- WHAT YOU HAVE TO DO: From the records below, work out how many lines contain "dword". Reply with that number alone.
== EXTRACTED ENTRIES
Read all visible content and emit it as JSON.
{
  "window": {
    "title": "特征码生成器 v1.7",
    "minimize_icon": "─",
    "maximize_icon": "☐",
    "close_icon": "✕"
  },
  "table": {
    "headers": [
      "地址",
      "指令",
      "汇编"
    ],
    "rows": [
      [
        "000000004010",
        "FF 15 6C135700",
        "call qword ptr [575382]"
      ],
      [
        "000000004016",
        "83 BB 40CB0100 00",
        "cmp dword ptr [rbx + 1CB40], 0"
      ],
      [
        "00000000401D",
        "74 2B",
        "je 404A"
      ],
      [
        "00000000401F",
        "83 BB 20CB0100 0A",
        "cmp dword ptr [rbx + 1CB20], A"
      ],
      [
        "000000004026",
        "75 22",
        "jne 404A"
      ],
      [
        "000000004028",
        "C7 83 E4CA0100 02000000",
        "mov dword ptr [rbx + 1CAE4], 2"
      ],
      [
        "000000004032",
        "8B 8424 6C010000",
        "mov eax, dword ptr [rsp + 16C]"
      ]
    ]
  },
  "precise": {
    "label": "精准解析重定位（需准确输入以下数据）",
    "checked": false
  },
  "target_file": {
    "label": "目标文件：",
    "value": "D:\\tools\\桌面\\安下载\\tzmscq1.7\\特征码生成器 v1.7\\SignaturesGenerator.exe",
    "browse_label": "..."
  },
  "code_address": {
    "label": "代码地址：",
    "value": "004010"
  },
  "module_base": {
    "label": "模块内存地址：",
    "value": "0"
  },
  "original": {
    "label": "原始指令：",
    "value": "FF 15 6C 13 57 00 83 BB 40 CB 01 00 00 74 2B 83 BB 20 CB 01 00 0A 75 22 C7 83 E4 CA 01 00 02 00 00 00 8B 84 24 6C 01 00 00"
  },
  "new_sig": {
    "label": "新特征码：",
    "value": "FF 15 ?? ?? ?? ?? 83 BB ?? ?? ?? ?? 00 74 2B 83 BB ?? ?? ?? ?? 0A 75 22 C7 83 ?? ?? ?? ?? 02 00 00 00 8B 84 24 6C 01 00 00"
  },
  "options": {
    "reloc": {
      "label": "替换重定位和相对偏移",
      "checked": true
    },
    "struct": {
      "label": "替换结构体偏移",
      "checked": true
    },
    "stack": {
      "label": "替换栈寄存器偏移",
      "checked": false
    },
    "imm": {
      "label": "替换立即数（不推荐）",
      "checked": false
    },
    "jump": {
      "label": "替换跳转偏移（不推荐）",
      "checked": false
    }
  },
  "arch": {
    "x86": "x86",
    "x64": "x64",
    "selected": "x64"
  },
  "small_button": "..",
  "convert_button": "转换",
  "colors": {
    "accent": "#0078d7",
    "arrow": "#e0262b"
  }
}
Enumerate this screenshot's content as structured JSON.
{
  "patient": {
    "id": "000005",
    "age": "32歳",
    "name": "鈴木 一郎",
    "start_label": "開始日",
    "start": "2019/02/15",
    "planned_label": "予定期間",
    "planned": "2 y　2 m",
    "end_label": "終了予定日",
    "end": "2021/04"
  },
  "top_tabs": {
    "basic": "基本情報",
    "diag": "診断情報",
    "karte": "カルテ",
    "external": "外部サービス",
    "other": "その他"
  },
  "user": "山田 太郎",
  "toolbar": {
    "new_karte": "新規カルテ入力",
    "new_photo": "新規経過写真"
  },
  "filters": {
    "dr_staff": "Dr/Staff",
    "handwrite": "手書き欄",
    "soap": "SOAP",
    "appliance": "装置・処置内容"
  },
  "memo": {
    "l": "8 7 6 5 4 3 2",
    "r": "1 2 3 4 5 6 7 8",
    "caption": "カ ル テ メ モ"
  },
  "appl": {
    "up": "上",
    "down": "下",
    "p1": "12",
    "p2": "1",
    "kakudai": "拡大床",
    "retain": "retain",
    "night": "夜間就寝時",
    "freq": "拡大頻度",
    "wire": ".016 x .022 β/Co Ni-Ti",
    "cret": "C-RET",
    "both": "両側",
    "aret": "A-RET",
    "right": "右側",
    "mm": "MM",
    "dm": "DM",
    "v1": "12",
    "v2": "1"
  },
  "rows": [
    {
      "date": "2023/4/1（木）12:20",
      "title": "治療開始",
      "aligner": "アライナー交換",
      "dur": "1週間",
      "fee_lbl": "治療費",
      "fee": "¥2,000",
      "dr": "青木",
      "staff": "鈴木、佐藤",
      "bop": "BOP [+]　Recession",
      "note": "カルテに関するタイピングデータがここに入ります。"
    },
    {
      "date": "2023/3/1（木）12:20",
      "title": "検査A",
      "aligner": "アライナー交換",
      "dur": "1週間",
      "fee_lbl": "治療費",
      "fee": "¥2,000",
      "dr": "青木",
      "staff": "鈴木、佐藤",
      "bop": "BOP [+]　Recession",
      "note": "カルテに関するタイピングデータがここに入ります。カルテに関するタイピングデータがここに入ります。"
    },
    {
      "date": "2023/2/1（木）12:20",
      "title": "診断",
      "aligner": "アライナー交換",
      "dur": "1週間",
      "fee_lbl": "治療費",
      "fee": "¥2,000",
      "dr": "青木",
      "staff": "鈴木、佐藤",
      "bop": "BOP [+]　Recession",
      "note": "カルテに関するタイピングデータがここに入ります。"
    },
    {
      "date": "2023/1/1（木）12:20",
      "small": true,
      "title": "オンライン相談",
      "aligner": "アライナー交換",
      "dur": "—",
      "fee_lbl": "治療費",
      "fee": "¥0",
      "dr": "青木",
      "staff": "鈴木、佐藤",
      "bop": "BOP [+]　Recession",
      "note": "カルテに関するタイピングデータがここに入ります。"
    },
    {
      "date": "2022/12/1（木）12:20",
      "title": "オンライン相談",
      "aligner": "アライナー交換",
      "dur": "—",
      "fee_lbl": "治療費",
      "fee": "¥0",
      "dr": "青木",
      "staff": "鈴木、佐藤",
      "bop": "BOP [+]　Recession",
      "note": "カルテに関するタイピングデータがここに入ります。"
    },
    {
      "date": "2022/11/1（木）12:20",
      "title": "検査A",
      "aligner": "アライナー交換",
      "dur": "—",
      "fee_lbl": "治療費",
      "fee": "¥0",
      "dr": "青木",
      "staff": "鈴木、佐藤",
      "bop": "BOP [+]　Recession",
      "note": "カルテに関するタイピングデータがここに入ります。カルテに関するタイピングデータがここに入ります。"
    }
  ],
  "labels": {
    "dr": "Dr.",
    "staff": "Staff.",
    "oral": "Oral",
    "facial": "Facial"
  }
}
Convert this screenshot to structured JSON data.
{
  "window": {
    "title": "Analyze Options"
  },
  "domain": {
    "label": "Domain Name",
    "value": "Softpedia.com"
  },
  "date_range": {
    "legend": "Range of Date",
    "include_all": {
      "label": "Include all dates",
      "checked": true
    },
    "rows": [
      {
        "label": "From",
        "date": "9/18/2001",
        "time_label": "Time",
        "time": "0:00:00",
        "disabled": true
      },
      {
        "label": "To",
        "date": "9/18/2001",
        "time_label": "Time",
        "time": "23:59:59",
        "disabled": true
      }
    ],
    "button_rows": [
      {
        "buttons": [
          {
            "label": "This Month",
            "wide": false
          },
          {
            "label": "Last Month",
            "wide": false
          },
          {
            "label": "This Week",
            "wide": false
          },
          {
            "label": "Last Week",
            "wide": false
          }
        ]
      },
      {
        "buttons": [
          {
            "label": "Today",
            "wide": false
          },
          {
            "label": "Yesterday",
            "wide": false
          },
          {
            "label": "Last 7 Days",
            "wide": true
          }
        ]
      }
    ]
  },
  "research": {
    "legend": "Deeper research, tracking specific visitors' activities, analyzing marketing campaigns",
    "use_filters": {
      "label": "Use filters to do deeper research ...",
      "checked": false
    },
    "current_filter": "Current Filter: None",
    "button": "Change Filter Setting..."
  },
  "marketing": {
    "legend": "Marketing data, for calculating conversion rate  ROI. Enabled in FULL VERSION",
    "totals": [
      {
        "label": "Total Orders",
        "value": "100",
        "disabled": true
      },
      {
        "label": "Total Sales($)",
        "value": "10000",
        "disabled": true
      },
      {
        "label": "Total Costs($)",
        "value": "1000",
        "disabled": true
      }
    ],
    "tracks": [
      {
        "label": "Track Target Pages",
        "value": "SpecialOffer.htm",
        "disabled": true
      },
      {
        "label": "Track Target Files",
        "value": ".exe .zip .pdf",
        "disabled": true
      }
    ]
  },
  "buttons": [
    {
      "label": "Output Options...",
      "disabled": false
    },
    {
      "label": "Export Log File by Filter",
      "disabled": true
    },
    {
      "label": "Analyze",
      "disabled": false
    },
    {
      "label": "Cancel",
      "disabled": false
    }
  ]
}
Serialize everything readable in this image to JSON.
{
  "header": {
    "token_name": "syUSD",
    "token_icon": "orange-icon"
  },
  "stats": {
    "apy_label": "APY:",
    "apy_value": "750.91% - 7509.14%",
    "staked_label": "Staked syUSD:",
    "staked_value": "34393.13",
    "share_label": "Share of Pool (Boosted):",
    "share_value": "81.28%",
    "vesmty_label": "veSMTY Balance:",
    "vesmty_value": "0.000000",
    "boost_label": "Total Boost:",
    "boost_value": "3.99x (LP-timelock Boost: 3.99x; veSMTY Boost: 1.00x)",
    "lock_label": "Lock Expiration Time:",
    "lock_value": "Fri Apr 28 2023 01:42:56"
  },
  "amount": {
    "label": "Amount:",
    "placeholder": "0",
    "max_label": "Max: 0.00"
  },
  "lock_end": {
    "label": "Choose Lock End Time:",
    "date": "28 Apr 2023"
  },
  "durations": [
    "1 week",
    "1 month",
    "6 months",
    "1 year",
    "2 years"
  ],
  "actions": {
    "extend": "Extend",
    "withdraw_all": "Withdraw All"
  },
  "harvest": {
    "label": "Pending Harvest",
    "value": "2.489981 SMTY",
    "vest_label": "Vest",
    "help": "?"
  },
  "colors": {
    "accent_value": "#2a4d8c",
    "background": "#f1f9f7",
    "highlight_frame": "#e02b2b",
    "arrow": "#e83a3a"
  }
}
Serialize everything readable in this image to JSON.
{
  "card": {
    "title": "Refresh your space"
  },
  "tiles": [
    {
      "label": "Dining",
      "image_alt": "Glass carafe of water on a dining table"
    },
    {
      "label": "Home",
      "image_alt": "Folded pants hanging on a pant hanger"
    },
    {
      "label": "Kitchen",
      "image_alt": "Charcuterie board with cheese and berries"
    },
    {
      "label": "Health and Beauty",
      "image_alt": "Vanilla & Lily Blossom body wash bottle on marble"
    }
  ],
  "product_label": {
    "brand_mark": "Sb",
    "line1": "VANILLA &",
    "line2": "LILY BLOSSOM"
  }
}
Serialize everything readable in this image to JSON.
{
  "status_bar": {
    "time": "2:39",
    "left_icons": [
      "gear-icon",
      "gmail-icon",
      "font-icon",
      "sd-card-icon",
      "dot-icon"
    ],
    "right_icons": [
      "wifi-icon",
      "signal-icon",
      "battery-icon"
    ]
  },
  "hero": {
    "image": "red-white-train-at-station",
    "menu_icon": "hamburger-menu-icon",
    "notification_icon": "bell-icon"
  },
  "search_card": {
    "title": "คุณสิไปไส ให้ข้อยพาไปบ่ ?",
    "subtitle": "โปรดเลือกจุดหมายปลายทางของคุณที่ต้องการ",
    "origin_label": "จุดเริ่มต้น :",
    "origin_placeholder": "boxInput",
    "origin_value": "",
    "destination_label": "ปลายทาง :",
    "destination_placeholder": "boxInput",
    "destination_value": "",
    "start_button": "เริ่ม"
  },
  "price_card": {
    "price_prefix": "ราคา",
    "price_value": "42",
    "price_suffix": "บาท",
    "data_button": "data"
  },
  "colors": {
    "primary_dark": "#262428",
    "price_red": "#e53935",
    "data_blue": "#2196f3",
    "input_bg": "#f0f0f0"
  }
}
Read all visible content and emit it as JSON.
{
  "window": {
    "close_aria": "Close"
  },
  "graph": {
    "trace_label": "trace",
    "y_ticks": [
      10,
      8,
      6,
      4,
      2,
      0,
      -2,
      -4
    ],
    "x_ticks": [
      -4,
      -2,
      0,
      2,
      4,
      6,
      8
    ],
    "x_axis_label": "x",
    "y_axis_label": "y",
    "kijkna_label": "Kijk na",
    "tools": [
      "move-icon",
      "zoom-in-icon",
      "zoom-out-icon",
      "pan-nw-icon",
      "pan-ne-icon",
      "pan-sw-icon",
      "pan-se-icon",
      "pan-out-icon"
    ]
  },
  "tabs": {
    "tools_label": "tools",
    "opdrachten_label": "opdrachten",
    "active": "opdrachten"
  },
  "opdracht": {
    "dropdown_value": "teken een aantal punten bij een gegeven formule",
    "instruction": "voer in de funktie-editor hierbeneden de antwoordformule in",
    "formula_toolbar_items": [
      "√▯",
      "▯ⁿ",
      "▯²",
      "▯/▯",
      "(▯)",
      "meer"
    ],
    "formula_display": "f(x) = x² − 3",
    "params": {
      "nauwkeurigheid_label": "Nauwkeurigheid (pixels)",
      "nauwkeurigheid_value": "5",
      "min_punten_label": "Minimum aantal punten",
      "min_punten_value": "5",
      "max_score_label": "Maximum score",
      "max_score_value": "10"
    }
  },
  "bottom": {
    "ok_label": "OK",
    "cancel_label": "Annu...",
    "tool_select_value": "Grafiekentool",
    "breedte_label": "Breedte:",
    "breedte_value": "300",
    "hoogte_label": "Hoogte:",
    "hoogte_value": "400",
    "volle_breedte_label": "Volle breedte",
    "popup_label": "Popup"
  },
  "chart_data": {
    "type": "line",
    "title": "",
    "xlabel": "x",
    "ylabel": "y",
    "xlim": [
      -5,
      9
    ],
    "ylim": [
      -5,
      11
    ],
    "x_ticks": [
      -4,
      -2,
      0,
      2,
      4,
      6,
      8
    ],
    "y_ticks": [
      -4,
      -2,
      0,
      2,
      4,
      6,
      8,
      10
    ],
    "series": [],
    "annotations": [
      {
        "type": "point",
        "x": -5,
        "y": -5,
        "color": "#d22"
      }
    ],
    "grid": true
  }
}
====
- ANSWER BELOW: 4